Until quite recently I was barely aware of Ford Madox Ford. When people list the great writers of the early 20th Century his name usually merits only a footnote. However, a short article in a national newspaper appraising "The Good Soldier" as one of the great English novels prompted me to read it. And great it is.
That led me onto this weighty quartet, which has lived with me for the last couple of months. And it confirms my suspicions that Ford is indeed one of our greatest writers, whether he is currently fashionable or no.
One of my first reactions was that - notwithstanding the publisher's blurbs and cover illustrations - this is NOT a novel "about" the First World War. Yes, the war is an important theme, but it is by no means the only one. In fact the military action, such as it is, features only in the third of the four novels making up the sequence.
No, this book belongs in the pantheon of the great "social" novels - it stands up extremely well against Galsworthy, Evelyn Waugh, Virginia Woolf, Anthony Powell, James Joyce, F. Scott Fitzgerald and even Marcel Proust, who are Ford's true contemporaries. Indeed, it shares with those writers' works an experimental approach to exploring characters' psychological motivations and thought processes that was so characteristic of the 1920s "Modernist" movement. Rarely has a writer captured so well the way in which peoples' minds REALLY work - with confusion, doubt and sudden impulsive decision galloping along in rapid succession. Ford has a rare gift for bathos - broad comedy and real human tragedy can inhabit the same page in a way which can be unsettling, but always rings true.
This is very much a novel of its time - and especially - social milieu. Almost all the main characters are members of the English upper-middle classes, and the book charts mercilessly the unravelling of their once-secure world, as Britain shifts into the modern, post-Victorian era.
Structurally, it is equally impressive. Ford has a breathtaking ability to "time-shift" back-and-forth without ever losing the reader's attention; each chapter starts off with a major leap forward from the one before, so that we are initially unsure of what has happened in the meantime. Then, via a series of "flashbacks" and subtle conversations, the missing jigsaw pieces are slotted into place and the picture becomes clear.
Interestingly, almost every scene consists of dialogue, with one, two and occasionally three or four characters interacting in a single location - it is almost as if Ford had one eye on a possible stage dramatisation of the story. As such, it would - in the hands of the right screenwriter and director - make a superb TV adaptation. We've had "A Dance To The Music Of Time" and "Brideshead", so come on BBC/Channel Four - why not? (EDIT, September 2012 - thanks Mr. Stoppard!)

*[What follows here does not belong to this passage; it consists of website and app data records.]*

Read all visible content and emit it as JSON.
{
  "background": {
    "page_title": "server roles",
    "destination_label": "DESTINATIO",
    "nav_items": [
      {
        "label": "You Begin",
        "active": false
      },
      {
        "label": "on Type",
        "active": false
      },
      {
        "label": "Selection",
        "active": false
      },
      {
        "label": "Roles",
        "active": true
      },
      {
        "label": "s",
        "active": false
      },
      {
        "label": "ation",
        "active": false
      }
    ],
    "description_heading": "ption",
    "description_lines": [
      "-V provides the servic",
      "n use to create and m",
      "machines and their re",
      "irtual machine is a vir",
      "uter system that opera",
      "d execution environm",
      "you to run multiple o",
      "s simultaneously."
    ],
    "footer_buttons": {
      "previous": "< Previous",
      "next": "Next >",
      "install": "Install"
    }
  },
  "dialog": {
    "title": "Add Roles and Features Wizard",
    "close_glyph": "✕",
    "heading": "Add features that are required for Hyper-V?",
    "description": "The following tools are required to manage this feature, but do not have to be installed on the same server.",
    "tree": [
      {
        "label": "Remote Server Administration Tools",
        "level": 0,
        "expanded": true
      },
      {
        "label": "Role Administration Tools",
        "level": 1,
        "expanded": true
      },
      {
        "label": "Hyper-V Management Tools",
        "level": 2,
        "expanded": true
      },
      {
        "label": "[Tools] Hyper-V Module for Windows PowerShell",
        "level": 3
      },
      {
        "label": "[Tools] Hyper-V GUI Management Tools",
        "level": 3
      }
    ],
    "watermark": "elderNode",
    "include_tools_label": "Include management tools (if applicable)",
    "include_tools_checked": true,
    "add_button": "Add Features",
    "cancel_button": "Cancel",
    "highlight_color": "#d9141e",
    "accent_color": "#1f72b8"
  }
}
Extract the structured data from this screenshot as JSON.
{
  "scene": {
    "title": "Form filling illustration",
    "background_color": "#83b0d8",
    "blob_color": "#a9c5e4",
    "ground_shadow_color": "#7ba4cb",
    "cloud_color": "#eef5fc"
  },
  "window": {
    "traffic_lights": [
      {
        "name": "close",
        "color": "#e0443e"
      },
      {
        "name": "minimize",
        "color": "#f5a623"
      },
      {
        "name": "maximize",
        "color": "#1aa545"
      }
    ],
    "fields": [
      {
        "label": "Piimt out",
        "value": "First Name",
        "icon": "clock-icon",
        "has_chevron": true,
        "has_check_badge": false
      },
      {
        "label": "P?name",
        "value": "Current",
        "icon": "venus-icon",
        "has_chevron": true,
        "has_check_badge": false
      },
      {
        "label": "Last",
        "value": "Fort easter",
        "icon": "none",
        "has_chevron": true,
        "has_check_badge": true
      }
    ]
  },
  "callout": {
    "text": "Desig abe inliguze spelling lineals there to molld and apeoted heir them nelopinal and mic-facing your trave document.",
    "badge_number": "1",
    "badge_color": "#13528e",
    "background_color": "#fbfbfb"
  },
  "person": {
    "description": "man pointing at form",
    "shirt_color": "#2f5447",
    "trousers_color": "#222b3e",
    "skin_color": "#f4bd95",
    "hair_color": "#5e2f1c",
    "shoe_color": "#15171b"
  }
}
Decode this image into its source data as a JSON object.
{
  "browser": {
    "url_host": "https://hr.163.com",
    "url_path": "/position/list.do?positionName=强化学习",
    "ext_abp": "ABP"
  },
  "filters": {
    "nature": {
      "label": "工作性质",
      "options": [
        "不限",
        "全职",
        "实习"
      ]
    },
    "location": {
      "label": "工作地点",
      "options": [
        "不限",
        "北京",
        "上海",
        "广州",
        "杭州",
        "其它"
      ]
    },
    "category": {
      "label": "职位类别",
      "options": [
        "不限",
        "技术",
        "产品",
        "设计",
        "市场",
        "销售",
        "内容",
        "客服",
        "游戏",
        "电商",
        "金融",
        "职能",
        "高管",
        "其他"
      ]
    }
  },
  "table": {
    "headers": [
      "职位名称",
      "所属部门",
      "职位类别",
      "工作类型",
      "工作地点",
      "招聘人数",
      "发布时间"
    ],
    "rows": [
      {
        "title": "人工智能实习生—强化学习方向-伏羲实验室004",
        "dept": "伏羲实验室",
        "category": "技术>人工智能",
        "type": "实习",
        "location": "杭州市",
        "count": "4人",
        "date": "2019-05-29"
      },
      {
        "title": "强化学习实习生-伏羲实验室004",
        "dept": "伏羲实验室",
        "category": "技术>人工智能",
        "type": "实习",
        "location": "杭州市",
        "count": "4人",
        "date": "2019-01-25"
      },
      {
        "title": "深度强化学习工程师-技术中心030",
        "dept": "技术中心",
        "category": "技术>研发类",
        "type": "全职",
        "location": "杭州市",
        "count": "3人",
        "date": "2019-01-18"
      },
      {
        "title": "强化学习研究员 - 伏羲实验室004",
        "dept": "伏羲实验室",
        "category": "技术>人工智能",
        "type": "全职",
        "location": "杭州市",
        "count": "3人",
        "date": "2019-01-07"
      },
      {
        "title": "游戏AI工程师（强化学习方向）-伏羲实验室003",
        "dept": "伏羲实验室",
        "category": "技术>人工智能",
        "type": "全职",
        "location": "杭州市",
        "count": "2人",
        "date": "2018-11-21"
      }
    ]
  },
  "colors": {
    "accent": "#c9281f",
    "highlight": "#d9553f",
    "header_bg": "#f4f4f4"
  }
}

You'll have gathered by now that I love this book. It may not be to everyone's taste - Ford's use of language can seem slightly odd to modern ears, for example - but if you enjoy a book you can "live in" for an extended period, I urge you to give it a try.